Remember e-cigarettes – those battery-powered cigarette substitutes that dispense nicotine vapor when the user puffs on them? (See this blog, Sept. 24, 2010). Distributors say that they are virtually free of the cancer-causing agents typically found in cigarettes. They’re legal in Europe, where studies show that they do seem to cause smokers to cut down on cigarette smoking, and that would be a good thing, supposedly. Proponents argue that they are a safer substitute for smoking to give current smokers the nicotine they crave. Opponents argue that they could encourage a whole new generation of nicotine addicts who never smoked.
Just over a year ago the U.S. Food and Drug Administration (FDA) warned e-cigarette manufacturers about making unsubstantiated claims, and signaled its intent to regulate e-cigarettes as “a drug or drug-delivery device”. That would have effectively blocked the importation of e-cigarettes, since they would have had to undergo extensive testing for safety and effectiveness. But that wasn’t the end of it, apparently. In January of this year a federal judge ruled that the FDA could not regulate e-cigarettes as a drug or drug-delivery device. His decision paves the way for the importation and sale of e-cigarettes, at least for now. However, the judge did leave the door open for e-cigarettes to be regulated by the FDA’s tobacco division.
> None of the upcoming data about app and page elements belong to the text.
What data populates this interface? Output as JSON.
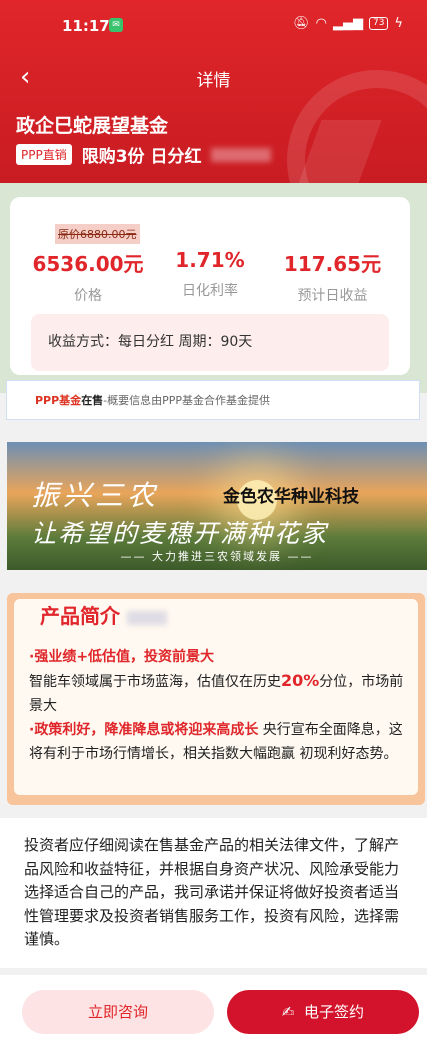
{
  "status_bar": {
    "time": "11:17",
    "battery": "73"
  },
  "nav": {
    "back_glyph": "‹",
    "title": "详情"
  },
  "fund": {
    "name": "政企巳蛇展望基金",
    "tag": "PPP直销",
    "tagline": "限购3份  日分红"
  },
  "price_card": {
    "original_price": "原价6880.00元",
    "stats": [
      {
        "value": "6536.00元",
        "label": "价格"
      },
      {
        "value": "1.71%",
        "label": "日化利率"
      },
      {
        "value": "117.65元",
        "label": "预计日收益"
      }
    ],
    "income_info": "收益方式：每日分红  周期：90天"
  },
  "ppp_strip": {
    "bold": "PPP基金",
    "highlight": "在售",
    "rest": "-概要信息由PPP基金合作基金提供"
  },
  "banner": {
    "line1": "振兴三农",
    "line2": "金色农华种业科技",
    "line3": "让希望的麦穗开满种花家",
    "line4": "—— 大力推进三农领域发展 ——"
  },
  "intro": {
    "title": "产品简介",
    "point1_head": "·强业绩+低估值，投资前景大",
    "point1_body_a": "智能车领域属于市场蓝海，估值仅在历史",
    "point1_pct": "20%",
    "point1_body_b": "分位，市场前景大",
    "point2_head": "·政策利好，降准降息或将迎来高成长",
    "point2_body": "央行宣布全面降息，这将有利于市场行情增长，相关指数大幅跑赢 初现利好态势。"
  },
  "disclaimer": "投资者应仔细阅读在售基金产品的相关法律文件，了解产品风险和收益特征，并根据自身资产状况、风险承受能力选择适合自己的产品，我司承诺并保证将做好投资者适当性管理要求及投资者销售服务工作，投资有风险，选择需谨慎。",
  "footer": {
    "consult_label": "立即咨询",
    "sign_label": "电子签约"
  }
}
Confused? I am. Simply put, the judge ruled that e-cigarettes should be lumped with cigarettes in terms of government regulation, not with drugs. Either way, the FDA seems determined to block e-cigarette sales in the U.S. Yet, a lot of people think e-cigarettes would do more good than harm.